Assignment
If a line in the entries includes "Einfügen", show that line.
[Start of Attachment]
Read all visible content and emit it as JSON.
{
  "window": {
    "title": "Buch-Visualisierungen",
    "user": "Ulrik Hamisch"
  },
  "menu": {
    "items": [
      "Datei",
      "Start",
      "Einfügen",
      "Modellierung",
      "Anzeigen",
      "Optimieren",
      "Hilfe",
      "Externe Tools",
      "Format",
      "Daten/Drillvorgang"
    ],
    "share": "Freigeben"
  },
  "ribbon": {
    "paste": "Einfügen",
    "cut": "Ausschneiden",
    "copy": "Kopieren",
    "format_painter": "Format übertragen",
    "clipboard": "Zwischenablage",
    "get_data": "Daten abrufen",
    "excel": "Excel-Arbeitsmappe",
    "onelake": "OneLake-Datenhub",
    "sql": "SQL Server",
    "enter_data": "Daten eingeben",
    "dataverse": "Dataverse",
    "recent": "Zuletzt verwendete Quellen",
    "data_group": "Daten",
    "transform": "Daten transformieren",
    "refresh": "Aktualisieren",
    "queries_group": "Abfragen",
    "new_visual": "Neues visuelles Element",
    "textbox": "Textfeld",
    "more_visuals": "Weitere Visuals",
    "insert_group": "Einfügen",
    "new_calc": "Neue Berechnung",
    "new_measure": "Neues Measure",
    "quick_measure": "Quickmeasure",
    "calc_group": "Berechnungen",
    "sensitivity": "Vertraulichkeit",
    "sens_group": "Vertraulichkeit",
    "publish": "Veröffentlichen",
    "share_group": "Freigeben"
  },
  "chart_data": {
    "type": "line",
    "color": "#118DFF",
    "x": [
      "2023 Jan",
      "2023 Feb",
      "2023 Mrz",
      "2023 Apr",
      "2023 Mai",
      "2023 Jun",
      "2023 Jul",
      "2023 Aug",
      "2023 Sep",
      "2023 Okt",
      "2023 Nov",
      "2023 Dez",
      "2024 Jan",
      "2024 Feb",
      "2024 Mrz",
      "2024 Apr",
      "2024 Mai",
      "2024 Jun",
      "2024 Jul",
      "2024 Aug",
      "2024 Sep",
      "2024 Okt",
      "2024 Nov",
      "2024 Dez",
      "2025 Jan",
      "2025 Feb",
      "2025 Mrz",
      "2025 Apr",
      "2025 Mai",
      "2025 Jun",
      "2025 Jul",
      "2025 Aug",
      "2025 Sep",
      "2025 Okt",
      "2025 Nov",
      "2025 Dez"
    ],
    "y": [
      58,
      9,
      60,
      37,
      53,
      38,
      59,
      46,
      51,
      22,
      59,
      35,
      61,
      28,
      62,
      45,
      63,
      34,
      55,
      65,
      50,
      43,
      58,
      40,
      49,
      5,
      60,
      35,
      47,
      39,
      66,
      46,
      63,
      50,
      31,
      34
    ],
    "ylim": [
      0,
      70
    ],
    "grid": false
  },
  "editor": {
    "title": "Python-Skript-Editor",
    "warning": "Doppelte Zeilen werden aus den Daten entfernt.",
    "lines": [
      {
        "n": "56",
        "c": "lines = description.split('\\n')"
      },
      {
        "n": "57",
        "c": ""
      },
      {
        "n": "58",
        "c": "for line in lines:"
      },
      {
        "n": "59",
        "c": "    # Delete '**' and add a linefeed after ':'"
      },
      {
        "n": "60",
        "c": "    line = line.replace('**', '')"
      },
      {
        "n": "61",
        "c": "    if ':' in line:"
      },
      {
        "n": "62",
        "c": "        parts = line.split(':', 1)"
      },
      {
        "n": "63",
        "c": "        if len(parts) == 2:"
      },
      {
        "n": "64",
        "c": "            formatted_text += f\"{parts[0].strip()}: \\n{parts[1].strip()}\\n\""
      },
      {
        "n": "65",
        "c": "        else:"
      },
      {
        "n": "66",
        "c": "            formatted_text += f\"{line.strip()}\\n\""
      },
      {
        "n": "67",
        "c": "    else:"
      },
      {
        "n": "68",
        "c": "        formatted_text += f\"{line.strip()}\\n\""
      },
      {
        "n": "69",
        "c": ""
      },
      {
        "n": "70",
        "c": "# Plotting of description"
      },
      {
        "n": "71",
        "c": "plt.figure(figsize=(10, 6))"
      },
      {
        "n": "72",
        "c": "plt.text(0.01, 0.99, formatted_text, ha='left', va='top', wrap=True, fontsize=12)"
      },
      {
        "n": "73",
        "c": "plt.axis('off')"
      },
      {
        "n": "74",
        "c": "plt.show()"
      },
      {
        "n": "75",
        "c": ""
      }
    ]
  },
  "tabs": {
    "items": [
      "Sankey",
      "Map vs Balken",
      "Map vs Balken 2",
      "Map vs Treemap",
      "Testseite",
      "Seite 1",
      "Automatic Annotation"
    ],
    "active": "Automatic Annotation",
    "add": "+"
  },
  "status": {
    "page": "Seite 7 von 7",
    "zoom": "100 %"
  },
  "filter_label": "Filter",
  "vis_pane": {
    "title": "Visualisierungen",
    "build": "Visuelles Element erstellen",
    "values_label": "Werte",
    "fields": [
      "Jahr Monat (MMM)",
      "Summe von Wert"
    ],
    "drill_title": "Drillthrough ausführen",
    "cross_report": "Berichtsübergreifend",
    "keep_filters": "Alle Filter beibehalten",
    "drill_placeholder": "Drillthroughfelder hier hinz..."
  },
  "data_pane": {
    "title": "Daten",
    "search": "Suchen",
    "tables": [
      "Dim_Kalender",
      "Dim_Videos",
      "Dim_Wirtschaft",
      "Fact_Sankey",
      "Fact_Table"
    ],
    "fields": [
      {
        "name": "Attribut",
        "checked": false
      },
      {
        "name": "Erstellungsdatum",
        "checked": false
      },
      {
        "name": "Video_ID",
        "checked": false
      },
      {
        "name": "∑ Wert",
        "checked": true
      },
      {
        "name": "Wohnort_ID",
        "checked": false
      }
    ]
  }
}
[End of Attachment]
Solution to this task
      "Einfügen",
    "paste": "Einfügen",
    "insert_group": "Einfügen",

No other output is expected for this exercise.